This chapter deals with our attitude toward one another in regard to disputes and disagreements in reference to the observance of certain days, the eating of certain foods, and conflicts over things that are not specifically commanded or forbidden in the Scriptures. The subjects of conflict may vary today, but the principles laid down can apply to all.
(Vs. 1) Welcome the weak believer or the babe in Christ into your fellowship not to criticize his opinions and his convictions. This statement is addressed to the mature, strong, knowledgeable Christian. If we are instructed to grow in grace and the knowledge of Christ, it can be safely assumed that there are weaknesses and immaturity to develop! Receive the weak in faith and the immature into your fellowship; take notice of them; bear their ignorance patiently rather than demanding that they know immediately what it took you years to learn.
(Vs. 2) One man's faith permits him to eat anything, while another is troubled about meat sacrificed to idols or meat forbidden under the Law, so he limits his food to vegetables.
(Vs. 3) The mature believer who understands that the kingdom of God is not in meat and drinks but righteousness and peacethat it is not that which goeth into the mouth but that which cometh out of the heart that defilethmust not look down upon nor despise the man who does not understand these things and is still bound by a "touch not, taste not" tradition. Let not the man who abstains pass judgment on the one who eats, for God hath received and welcomed both (Matt. 15:17-20).
(a) The disagreement is not over the gospel of substitution.
(b) The disagreement is not over the moral law of God.
(c) The disagreement is not over repentance, faith, love, or godliness.
(d) It is over meats, drinks, and things regarding the flesh and not the spirit. The natural man's religion lies in works, deeds, and self-approval before God. When he comes to Christ, it is difficult for him to realize that our entire acceptance is in Christ, not in our own righteousness and works. These grave clothes are hard to shed.
(Vs. 4) The believer, whether weak or strong, is the Lord's servant. He is not my servant to condemn or to judge. He stands or falls before the Master. He is chosen of God to HIS SALVATION and HIS SERVICE. The Master will order His own household, and the weaker brother shall not fall but shall grow in faith and grace as the mature believer will also grow stronger in Christ. Let all criticism, condemnation, and judgment of one another in things not pertaining to the gospel of righteousness cease!

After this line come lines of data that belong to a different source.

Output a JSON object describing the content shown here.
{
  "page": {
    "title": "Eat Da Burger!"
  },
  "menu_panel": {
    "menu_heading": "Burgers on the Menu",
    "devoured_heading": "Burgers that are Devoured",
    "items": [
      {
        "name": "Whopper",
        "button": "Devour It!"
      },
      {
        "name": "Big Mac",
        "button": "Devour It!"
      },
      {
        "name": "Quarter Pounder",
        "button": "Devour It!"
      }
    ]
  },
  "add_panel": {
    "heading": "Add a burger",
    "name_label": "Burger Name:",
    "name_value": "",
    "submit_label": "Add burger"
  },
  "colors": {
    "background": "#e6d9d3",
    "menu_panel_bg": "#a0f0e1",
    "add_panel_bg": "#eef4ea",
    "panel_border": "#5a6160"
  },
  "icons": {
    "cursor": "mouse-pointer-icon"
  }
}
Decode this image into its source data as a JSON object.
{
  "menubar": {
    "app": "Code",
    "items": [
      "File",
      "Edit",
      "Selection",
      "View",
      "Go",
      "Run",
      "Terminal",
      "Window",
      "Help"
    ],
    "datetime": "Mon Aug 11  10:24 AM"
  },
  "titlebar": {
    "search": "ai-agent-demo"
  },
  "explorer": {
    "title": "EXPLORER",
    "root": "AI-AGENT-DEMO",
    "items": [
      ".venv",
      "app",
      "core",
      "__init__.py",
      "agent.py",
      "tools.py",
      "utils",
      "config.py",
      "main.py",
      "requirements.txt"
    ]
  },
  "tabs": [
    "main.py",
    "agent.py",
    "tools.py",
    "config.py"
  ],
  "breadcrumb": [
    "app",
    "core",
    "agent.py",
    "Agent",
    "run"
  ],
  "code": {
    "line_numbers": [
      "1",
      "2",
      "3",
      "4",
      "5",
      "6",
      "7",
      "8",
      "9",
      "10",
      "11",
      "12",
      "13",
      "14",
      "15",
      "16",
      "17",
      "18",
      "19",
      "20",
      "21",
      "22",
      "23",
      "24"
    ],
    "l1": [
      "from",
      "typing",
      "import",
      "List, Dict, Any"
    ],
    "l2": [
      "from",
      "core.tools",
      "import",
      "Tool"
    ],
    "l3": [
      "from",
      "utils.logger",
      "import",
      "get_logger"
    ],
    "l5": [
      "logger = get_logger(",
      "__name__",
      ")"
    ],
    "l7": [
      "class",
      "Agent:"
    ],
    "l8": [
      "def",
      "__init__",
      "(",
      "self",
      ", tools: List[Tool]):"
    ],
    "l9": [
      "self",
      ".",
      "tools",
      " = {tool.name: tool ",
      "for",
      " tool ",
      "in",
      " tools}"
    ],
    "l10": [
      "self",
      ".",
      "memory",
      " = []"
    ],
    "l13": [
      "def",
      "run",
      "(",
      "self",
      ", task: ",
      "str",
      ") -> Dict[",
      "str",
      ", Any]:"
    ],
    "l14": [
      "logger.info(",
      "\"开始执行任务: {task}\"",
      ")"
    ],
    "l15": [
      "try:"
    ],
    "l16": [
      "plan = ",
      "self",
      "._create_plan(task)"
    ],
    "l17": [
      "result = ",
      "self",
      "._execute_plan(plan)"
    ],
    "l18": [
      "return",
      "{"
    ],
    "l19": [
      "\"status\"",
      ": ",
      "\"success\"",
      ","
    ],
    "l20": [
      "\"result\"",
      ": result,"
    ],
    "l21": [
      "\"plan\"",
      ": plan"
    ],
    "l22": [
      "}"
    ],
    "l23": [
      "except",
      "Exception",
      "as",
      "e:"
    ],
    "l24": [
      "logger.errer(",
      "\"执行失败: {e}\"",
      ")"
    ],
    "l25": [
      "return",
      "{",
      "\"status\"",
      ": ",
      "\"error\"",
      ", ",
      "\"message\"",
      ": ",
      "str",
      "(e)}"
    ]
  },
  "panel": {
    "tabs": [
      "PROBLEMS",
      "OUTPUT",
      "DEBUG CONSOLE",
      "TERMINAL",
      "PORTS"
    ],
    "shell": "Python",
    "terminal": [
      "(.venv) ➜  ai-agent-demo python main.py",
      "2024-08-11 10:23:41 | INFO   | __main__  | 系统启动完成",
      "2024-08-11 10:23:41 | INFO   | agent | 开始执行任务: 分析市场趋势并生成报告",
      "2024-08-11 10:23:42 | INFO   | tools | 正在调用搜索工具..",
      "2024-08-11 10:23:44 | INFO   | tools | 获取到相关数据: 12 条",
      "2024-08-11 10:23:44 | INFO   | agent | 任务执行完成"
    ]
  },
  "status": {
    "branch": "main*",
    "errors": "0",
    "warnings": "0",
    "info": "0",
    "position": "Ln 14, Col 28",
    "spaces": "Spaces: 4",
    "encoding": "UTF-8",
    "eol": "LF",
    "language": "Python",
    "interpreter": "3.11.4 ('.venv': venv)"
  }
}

(Vs. 5) This is another instance of differences of opinions in the church about the observance of Jewish laws. He is speaking of certain days appointed by Moses, such as the Passover, different feast days, and the Sabbath. These were holy days in the Old Testament, and these traditions were hard to break. One man observes a strict Sabbath; another esteems EVERYDAY the Lord's Day and orders his life in prayer and praise continually.
(Vs. 6) He who observes a strict Sabbath or a special holy day does so in honor of the Lord. The man who considers all days equally holy does so in honor of the Lord. We must be convinced in our own minds; for to serve or worship only in imitation of someone else is folly; and to do something without being convinced in heart would be destructive. He who eats gives thanks to God, and he who abstains gives thanks to God. Since both parties are concerned with the glory of God, they should be patient with one another. Several things might be included here, such as styles of worship, order of worship, singing of hymns or psalms, personality differences, mode of dress, etc.
(Vs. 7) I am not a separate tree planted on a hill, but I am a branch (along with other branches) in Christ Jesus. I am not a building which stands separately and alone but a stone (along with other living stones) in the Living TempleChrist Jesus!
Also, I don't live by my duties, services, or sacrifices. I live in Christ! I don't live by my personal righteousnessbut His! No man dies to himself (Phil. 1:21-24). My life belongs to Christ and His body and so does my death.
(Vs. 8) The Father gave us to Christ. Our Lord purchased us by His obedient life and substitutionary death. We are His, not our own and not another's. Whether we eat or don't eat things formerly forbidden, whether we observe a day or don't observe a day, whether we live or die, it is to our Lord. We are His bondslaves and are not to be despised, judged, or ordered by men in the things of God.
(Vs. 9) This is why He diedthat He might be Lord of every believer, whether living or dead. He bought us from self-service and evil slavery. He redeemed us from sin and other masters which had dominion over us. He is the supreme Master of all believers, so we are to cultivate peace and love among ourselves.